One of the most shocking attacks of the decade following the U.S. invasion of Afghanistan was the bombing of the Marriott Hotel in Islamabad on Dec. 20, 2008. A dump truck filled with explosives was detonated in front of the hotel despite its location in a high security zone. The massive suicide bombing killed at least 54 people, including several foreign nationals, injured at least 266, and left a 60-foot wide, 20-foot deep crater. It was one of the worst terrorist attacks in Pakistan’s history. The apparent target were U.S. military personnel who were reportedly staying there.
A month earlier, a devastating suicide car bombing had taken place on the regional office of the ISI in Lahore, leaving dozens of operatives dead and wounded. Peshawar, a gateway to the tribal region, was likewise bombed on a near-daily basis. Schools were closed because of the fear of suicide bombings, and hundreds of civilians died as the attacks continued.
In 2009, four gunmen stormed a packed mosque on Parade Lane near GHQ, spraying gunfire and throwing hand grenades. Most of the 200 worshippers gathered for Friday prayers were serving or retired Army officers and their children.
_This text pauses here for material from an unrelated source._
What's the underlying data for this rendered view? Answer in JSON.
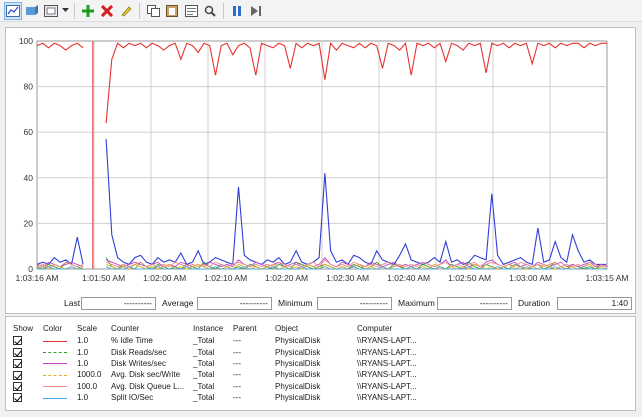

As the worshippers ran for cover, the gunmen singled out some for execution. In all 36 people, including 17 children, an Army major-general, and a brigadier-general, were killed. The strain showed among Pakistan Army personnel as they buried their fellow-officers and their children.
Ideological lure of TLP
In 2021, the Tehreek-e-Labbaik Pakistan (TLP) enjoyed the same kind of immunity from state retribution that the Taliban had a decade earlier as it attacked police in major cities across Pakistan. It saw the state succumb to its street power by offering concessions recalling the concessions made to the TTP in 2008. Some questioned Prime Minister Imran Khan’s credibility in pledging in his address to the nation not to give in to the demands of any banned organization.
The TLP protests brought out the state’s reflex of surrender. Journalist Zahid Hussain wrote: “The state seemed to have disappeared as the followers of a radical wheelchair-riding cleric blocked highways and train tracks connecting the country’s main cities. The ‘non-jihadi’ TLP succeeded in bringing the administration to its knees.”
That Pakistan is vulnerable to the extreme religious conduct of the Taliban has been proved in the past. The TLP phenomenon actually confirmed this reflex of the state to give ground. This trait of the state reminds us that the wire-fenced Durand Line will not secure Pakistan against the “forward” policy of the coming Taliban government in Kabul towards Pakistan after the American withdrawal. The Quetta attack on the Serena Hotel in April 2021 has already proven this point.